GM market share in the large SUV segment in February 2011 was 36.8%. Throw the Ford Expedition into the mix and the domestic share of the Canadian large SUV market was 67.9%. Toyota Sequoia sales rose 23.3% in February, however, and Nissan Armada sales jumped 300%. (Kia Borrego sales fell 35.3%.) Thus, compared with February 2010 when GM large SUV market share stood at 69.3% and domestic market share was 86.4%, all is not sublimely well.

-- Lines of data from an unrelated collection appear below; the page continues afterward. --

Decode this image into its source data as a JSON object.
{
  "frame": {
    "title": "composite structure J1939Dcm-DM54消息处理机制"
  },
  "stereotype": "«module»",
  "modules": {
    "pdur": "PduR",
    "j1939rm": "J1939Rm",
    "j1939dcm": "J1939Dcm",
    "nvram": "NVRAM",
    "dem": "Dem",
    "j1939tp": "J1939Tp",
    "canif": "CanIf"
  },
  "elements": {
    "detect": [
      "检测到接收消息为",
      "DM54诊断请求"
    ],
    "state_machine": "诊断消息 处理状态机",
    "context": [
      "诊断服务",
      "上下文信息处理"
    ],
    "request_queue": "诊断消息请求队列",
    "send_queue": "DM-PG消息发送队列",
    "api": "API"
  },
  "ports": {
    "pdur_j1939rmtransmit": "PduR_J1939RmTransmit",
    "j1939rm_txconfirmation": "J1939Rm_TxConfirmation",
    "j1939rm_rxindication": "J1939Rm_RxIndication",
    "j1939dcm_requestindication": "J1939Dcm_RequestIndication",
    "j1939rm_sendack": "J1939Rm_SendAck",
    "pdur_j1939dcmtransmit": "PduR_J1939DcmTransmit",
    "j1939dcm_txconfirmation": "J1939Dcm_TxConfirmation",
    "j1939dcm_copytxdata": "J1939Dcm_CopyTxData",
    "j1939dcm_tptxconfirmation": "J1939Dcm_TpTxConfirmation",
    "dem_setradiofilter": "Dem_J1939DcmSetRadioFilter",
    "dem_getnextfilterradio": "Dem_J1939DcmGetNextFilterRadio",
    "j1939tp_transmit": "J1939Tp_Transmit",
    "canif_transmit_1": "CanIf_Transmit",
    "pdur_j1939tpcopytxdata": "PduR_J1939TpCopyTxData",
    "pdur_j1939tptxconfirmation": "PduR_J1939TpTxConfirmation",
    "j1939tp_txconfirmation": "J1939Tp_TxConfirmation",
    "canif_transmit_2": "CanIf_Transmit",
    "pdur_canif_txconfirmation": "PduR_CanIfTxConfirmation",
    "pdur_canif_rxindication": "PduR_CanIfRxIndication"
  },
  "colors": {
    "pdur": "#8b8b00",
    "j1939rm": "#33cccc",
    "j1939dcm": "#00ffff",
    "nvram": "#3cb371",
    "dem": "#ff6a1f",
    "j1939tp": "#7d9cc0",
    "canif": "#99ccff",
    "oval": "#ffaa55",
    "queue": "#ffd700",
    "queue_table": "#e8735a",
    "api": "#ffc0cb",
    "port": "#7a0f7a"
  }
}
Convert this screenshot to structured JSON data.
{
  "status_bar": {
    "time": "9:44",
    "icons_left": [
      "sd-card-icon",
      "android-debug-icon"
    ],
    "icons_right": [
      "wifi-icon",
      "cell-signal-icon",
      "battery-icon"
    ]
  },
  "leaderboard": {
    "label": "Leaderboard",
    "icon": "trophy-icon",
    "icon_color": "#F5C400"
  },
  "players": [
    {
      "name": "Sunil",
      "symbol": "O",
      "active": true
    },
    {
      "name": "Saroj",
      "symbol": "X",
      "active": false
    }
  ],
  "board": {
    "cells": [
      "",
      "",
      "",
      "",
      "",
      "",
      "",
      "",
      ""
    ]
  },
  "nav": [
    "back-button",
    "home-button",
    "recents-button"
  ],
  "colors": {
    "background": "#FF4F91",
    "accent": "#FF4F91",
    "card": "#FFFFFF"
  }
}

In the loosely defined mainstream midsize SUV category General Motors is a far greater force in the U.S. than in Canada. In the Graph below – a Graph filled with many vehicles that don’t compete with another, mind you – GM market share stands at just 13.2%. Compare that with the equivalent U.S. chart and you’ll see a huge difference: GM market share in the category was 22.7% south of the border in February. Back to the Canadian story, have a look at Ford: despite faltering Edge and Flex sales, the new Explorer helped Ford remain dominant with 31.1% market share last month. 36.7% of the midsize SUVs in the chart below wear Japanese badges.

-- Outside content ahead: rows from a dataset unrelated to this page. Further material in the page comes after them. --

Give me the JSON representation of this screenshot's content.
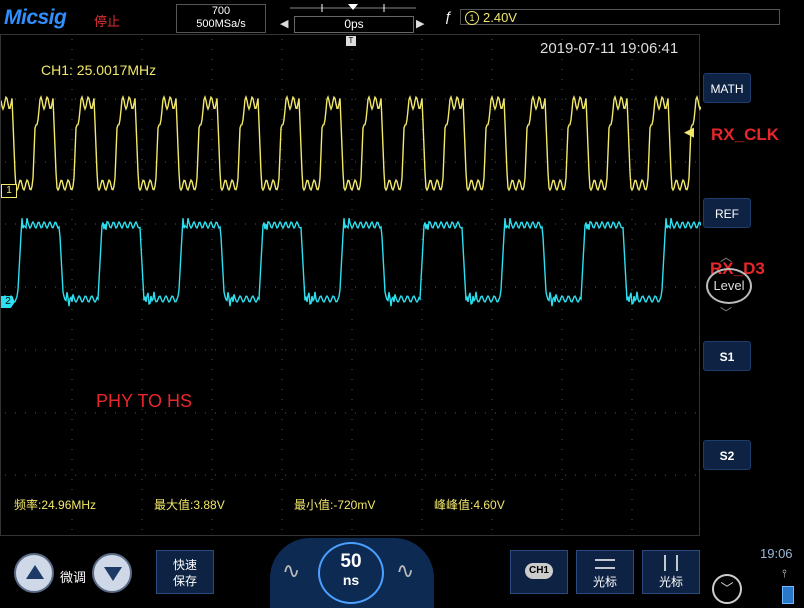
{
  "header": {
    "logo": "Micsig",
    "run_status": "停止",
    "acquisition": {
      "memory": "700",
      "sample_rate": "500MSa/s"
    },
    "horizontal": {
      "position": "0ps",
      "bracket": "[ ]"
    },
    "trigger": {
      "edge_symbol": "ƒ",
      "source": "1",
      "level": "2.40V"
    }
  },
  "screen": {
    "timestamp": "2019-07-11 19:06:41",
    "frequency_readout": "CH1: 25.0017MHz",
    "annotations": {
      "clk": "RX_CLK",
      "d3": "RX_D3",
      "note": "PHY TO HS"
    },
    "channel_markers": {
      "ch1": "1",
      "ch2": "2"
    },
    "trigger_marker": "◀",
    "time_marker": "T",
    "measurements": [
      {
        "label": "频率:24.96MHz"
      },
      {
        "label": "最大值:3.88V"
      },
      {
        "label": "最小值:-720mV"
      },
      {
        "label": "峰峰值:4.60V"
      }
    ],
    "colors": {
      "ch1": "#f2e86a",
      "ch2": "#2de0f0",
      "annotation": "#e8262b"
    }
  },
  "sidebar": {
    "math": "MATH",
    "ref": "REF",
    "level": "Level",
    "s1": "S1",
    "s2": "S2",
    "up_chevron": "︿",
    "down_chevron": "﹀"
  },
  "footer": {
    "fine_label": "微调",
    "quick_save": {
      "line1": "快速",
      "line2": "保存"
    },
    "timebase": {
      "value": "50",
      "unit": "ns"
    },
    "ch1_badge": "CH1",
    "cursor1": "光标",
    "cursor2": "光标",
    "clock": "19:06",
    "chevron": "﹀"
  }
}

Way down below in the large volume small SUV category, a classification used mainly to signify pricing competitiveness, there were 19,975 vehicles sold in February 2011. That’s up from 18,275 in February 2010, an increase very attributable to the Dodge Journey’s 63.2% year-over-year increase. Speaking of Chrysler, their four least expensive utility vehicles made up 19.5% of all sales manifested in the small SUV chart below. 41.8% of all sales shown in the small SUV sales chart were from the Detroit Three.